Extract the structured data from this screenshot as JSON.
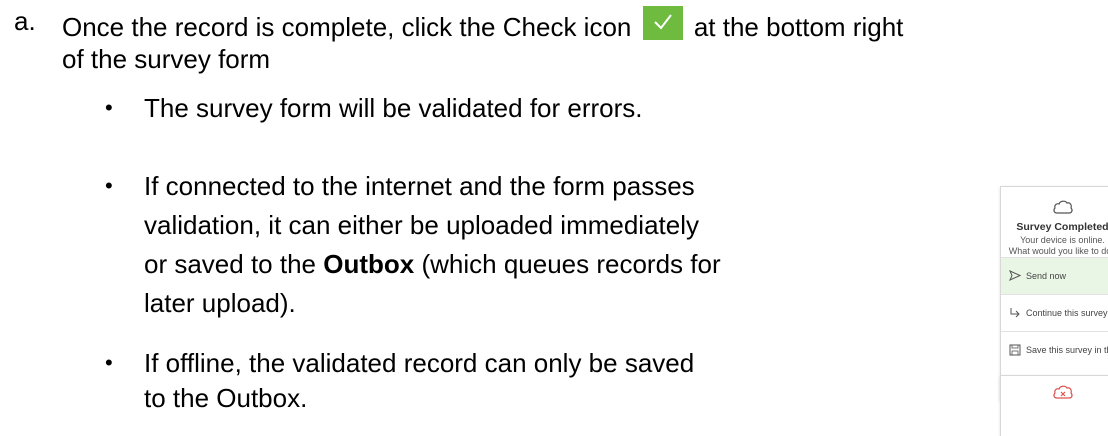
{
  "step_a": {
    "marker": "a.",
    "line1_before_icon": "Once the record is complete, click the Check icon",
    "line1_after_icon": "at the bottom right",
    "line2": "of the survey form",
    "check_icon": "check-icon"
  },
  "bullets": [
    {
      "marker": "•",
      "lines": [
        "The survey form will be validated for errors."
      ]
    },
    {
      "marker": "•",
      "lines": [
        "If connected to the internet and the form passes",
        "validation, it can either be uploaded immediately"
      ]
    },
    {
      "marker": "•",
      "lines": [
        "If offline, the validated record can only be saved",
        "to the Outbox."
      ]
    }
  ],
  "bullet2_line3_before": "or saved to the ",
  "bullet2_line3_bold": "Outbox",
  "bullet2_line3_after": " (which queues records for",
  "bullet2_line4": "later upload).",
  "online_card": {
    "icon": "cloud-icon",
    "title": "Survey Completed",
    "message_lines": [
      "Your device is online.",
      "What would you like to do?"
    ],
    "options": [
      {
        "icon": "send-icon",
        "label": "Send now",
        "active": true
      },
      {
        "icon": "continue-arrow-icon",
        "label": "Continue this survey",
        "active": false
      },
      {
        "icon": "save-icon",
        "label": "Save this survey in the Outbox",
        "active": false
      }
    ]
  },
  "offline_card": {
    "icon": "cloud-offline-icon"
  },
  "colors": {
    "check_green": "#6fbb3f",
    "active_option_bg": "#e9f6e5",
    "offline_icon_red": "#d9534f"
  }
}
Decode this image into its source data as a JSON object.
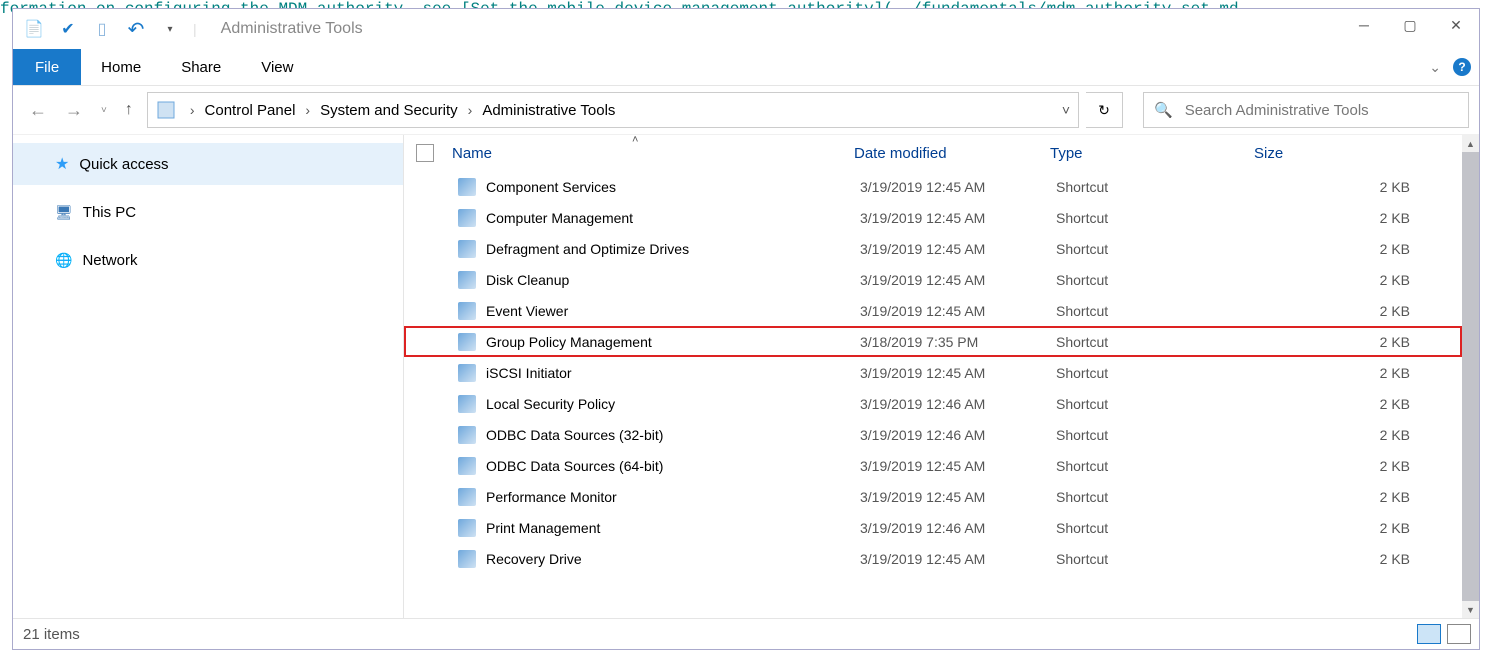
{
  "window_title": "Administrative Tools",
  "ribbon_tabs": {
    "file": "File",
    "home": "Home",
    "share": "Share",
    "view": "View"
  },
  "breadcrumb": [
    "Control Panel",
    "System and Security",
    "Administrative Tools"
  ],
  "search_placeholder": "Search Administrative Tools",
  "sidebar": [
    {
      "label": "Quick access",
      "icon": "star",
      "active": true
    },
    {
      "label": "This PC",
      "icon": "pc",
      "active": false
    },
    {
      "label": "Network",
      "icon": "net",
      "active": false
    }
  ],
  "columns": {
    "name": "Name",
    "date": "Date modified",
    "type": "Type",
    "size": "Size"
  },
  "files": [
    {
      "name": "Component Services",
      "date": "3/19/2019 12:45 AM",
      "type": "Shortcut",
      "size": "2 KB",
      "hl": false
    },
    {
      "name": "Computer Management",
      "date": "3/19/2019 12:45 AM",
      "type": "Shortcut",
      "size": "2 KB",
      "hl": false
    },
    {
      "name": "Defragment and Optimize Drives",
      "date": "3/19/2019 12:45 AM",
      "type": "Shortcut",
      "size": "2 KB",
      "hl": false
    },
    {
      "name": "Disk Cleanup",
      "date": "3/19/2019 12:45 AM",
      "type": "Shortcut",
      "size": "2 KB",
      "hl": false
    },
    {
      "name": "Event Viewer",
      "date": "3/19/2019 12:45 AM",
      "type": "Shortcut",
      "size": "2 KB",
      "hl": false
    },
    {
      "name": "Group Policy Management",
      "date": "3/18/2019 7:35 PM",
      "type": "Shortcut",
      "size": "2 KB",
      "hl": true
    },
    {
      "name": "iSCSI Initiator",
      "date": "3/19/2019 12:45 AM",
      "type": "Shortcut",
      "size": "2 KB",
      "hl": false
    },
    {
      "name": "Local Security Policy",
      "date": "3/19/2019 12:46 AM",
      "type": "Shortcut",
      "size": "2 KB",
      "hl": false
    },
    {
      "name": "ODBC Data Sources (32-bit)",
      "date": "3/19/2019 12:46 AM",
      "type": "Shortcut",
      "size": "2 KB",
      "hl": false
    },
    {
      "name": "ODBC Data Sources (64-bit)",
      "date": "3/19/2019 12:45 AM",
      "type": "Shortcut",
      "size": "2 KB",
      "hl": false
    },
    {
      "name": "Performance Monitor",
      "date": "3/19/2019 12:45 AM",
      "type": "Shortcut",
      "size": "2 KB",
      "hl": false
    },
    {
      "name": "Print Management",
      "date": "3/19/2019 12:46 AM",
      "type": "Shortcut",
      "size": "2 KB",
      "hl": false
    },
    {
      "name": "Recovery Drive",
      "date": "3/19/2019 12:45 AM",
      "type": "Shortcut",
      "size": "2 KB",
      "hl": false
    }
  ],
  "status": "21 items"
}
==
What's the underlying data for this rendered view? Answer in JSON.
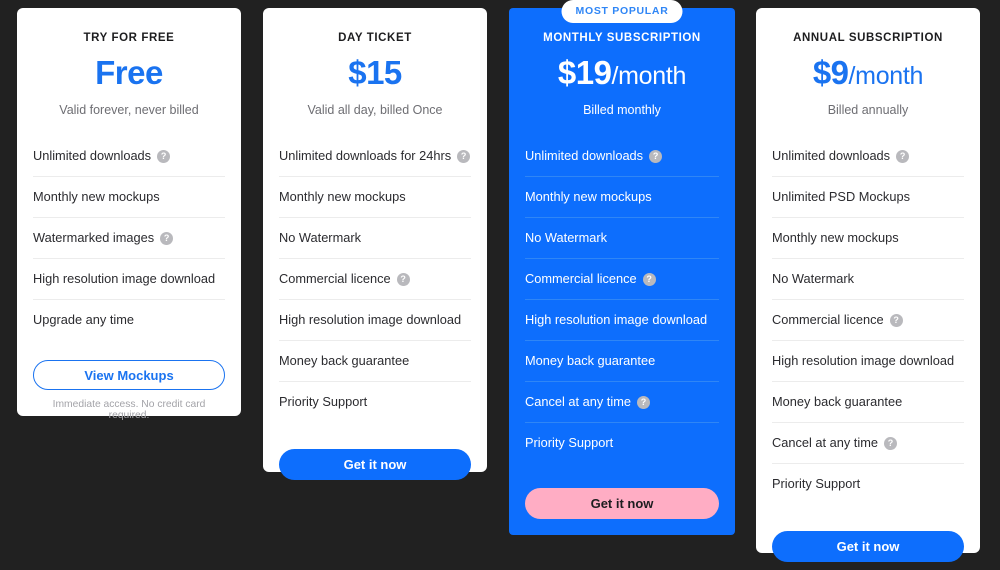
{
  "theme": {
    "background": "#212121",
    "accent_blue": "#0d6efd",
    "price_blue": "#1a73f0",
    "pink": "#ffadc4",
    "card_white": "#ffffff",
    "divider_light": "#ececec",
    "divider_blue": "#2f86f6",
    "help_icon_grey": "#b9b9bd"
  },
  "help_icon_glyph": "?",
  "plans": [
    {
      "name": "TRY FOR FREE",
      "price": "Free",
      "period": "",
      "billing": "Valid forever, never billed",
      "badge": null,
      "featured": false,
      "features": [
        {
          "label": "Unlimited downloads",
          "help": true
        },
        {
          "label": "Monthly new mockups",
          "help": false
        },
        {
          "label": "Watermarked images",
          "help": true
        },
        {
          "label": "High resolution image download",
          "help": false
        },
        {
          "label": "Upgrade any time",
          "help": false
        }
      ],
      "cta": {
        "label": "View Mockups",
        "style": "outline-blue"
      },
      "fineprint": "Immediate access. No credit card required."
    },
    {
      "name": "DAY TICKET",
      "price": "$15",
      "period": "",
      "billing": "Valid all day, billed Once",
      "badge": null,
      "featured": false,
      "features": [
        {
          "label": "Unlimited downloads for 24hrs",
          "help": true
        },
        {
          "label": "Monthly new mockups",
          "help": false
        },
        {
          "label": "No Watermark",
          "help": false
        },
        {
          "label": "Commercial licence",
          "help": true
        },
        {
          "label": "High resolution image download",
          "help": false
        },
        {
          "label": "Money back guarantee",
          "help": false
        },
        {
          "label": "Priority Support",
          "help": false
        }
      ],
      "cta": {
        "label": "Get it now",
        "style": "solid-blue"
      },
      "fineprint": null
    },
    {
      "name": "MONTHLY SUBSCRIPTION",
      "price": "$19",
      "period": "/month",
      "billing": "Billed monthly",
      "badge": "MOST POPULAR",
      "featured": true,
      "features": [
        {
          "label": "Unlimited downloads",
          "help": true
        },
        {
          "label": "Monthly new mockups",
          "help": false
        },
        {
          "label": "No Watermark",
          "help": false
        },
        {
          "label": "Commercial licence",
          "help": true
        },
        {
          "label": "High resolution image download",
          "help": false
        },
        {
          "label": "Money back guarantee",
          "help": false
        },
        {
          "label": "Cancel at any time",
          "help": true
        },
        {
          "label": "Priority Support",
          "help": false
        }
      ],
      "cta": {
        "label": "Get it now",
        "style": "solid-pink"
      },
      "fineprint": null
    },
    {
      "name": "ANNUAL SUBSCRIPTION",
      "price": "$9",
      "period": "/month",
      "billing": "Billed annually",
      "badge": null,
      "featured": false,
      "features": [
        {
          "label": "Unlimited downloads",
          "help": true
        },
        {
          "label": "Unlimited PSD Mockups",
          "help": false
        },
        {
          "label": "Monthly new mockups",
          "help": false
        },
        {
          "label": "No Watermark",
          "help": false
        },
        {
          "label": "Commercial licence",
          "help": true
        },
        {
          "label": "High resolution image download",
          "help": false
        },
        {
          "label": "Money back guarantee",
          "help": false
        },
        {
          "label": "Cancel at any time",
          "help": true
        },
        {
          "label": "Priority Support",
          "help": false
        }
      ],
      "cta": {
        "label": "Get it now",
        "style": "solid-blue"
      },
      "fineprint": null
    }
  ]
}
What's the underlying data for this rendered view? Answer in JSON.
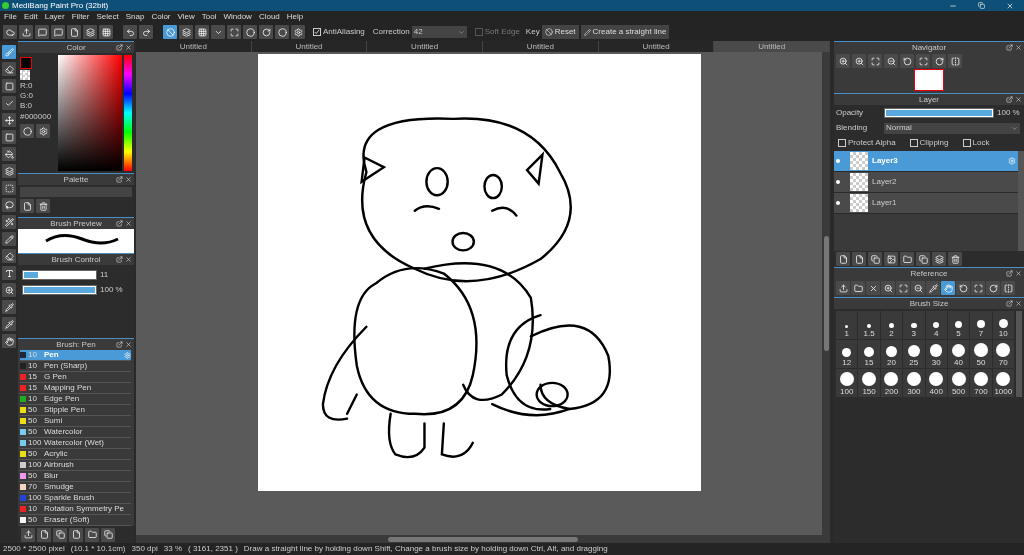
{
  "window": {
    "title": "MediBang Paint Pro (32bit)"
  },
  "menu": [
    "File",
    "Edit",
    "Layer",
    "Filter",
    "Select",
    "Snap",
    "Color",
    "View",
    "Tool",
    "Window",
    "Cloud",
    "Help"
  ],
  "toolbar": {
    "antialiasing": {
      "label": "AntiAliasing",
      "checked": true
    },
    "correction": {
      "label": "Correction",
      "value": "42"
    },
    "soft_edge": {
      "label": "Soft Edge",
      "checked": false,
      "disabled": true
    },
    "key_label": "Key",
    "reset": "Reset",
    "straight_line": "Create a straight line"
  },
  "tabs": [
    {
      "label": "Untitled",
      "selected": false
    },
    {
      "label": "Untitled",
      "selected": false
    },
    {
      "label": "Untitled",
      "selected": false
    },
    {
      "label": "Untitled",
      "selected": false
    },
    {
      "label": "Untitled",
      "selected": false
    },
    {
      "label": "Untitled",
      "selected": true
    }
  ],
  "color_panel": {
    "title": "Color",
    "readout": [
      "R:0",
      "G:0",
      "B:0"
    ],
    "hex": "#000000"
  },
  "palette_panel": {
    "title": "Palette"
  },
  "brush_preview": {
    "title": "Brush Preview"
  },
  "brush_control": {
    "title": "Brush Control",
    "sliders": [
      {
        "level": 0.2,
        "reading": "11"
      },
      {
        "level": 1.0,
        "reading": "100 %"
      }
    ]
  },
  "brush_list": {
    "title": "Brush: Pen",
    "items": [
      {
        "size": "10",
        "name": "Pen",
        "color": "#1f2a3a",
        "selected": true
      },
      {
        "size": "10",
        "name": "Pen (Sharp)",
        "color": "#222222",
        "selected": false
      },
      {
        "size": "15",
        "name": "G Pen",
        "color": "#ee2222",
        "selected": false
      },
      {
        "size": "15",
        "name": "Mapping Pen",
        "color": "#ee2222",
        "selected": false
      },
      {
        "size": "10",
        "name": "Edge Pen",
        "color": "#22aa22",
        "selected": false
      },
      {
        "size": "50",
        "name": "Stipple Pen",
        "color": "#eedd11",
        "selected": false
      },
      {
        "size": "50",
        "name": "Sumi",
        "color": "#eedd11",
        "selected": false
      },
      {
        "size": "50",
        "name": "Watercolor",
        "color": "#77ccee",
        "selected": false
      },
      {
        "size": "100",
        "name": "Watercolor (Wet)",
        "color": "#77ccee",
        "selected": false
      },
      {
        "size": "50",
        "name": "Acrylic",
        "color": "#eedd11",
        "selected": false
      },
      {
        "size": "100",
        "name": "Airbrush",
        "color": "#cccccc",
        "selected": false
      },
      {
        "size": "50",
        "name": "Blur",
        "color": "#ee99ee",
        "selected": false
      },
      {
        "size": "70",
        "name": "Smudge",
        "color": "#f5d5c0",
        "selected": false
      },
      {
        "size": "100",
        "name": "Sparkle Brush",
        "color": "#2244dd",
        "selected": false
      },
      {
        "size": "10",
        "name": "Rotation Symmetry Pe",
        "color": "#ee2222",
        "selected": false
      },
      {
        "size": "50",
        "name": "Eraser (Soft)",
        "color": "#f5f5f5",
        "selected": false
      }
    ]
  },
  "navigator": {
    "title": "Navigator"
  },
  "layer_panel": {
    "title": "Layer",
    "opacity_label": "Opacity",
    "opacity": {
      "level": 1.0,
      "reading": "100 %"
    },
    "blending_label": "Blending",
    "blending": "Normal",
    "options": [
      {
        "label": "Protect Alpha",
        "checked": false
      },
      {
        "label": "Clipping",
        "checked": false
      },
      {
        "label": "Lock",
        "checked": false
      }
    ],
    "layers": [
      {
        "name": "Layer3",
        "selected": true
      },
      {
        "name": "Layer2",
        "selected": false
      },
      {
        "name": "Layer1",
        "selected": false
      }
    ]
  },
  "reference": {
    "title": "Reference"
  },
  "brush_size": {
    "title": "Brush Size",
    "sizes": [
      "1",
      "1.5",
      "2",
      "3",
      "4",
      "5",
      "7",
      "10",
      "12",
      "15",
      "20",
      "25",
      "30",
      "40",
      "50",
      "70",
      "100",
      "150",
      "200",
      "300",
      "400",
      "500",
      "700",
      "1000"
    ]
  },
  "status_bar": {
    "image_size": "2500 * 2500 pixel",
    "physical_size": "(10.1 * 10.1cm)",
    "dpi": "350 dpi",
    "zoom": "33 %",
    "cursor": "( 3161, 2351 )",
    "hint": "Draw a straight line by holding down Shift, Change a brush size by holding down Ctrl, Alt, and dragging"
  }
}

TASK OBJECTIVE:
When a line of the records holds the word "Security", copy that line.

RESULT FOR THIS EXERCISE:
    "System and Security",
      "name": "Local Security Policy",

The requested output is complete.